*** Opening of PROVIDED RECORDS ***
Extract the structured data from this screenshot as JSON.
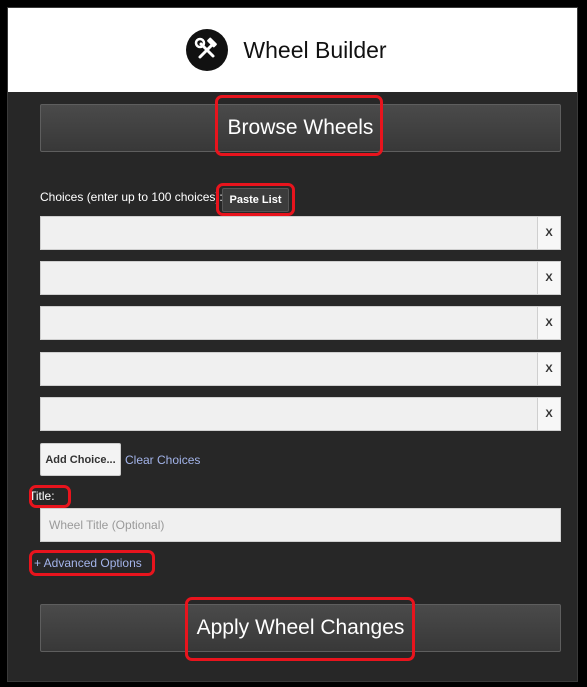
{
  "header": {
    "title": "Wheel Builder",
    "logo_icon": "hammer-wrench-icon"
  },
  "browse_button": {
    "label": "Browse Wheels"
  },
  "choices": {
    "label": "Choices (enter up to 100 choices):",
    "paste_label": "Paste List",
    "remove_label": "X",
    "items": [
      {
        "value": ""
      },
      {
        "value": ""
      },
      {
        "value": ""
      },
      {
        "value": ""
      },
      {
        "value": ""
      }
    ],
    "add_label": "Add Choice...",
    "clear_label": "Clear Choices"
  },
  "title_field": {
    "label": "Title:",
    "placeholder": "Wheel Title (Optional)",
    "value": ""
  },
  "advanced": {
    "label": "+ Advanced Options"
  },
  "apply_button": {
    "label": "Apply Wheel Changes"
  },
  "colors": {
    "panel_bg": "#272727",
    "highlight": "#e8141d",
    "link": "#a3b4ea"
  }
}
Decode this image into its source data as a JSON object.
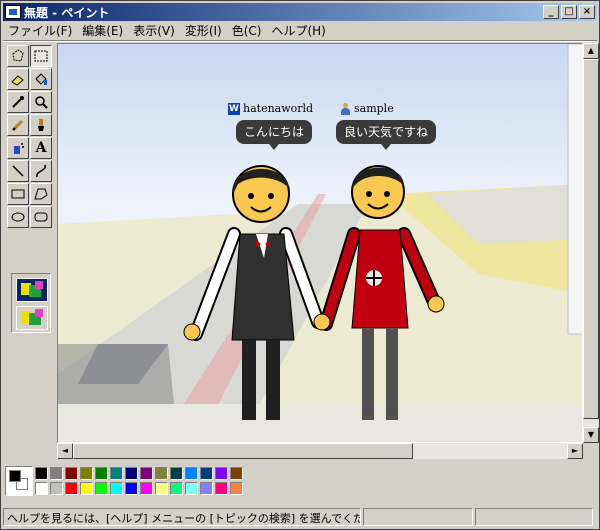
{
  "window": {
    "title": "無題 - ペイント",
    "minimize": "_",
    "maximize": "□",
    "close": "×"
  },
  "menu": [
    "ファイル(F)",
    "編集(E)",
    "表示(V)",
    "変形(I)",
    "色(C)",
    "ヘルプ(H)"
  ],
  "tools": [
    "free-select-icon",
    "rect-select-icon",
    "eraser-icon",
    "fill-icon",
    "picker-icon",
    "magnifier-icon",
    "pencil-icon",
    "brush-icon",
    "airbrush-icon",
    "text-icon",
    "line-icon",
    "curve-icon",
    "rectangle-icon",
    "polygon-icon",
    "ellipse-icon",
    "rounded-rect-icon"
  ],
  "canvas": {
    "user1": {
      "name": "hatenaworld",
      "message": "こんにちは"
    },
    "user2": {
      "name": "sample",
      "message": "良い天気ですね"
    }
  },
  "palette": {
    "foreground": "#000000",
    "background": "#ffffff",
    "colors": [
      "#000000",
      "#808080",
      "#800000",
      "#808000",
      "#008000",
      "#008080",
      "#000080",
      "#800080",
      "#808040",
      "#004040",
      "#0080ff",
      "#004080",
      "#8000ff",
      "#804000",
      "#ffffff",
      "#c0c0c0",
      "#ff0000",
      "#ffff00",
      "#00ff00",
      "#00ffff",
      "#0000ff",
      "#ff00ff",
      "#ffff80",
      "#00ff80",
      "#80ffff",
      "#8080ff",
      "#ff0080",
      "#ff8040"
    ]
  },
  "status": {
    "help_text": "ヘルプを見るには、[ヘルプ] メニューの [トピックの検索] を選んでください。"
  }
}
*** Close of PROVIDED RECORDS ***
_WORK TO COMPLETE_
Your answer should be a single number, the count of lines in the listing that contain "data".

_TASK ANSWER_
2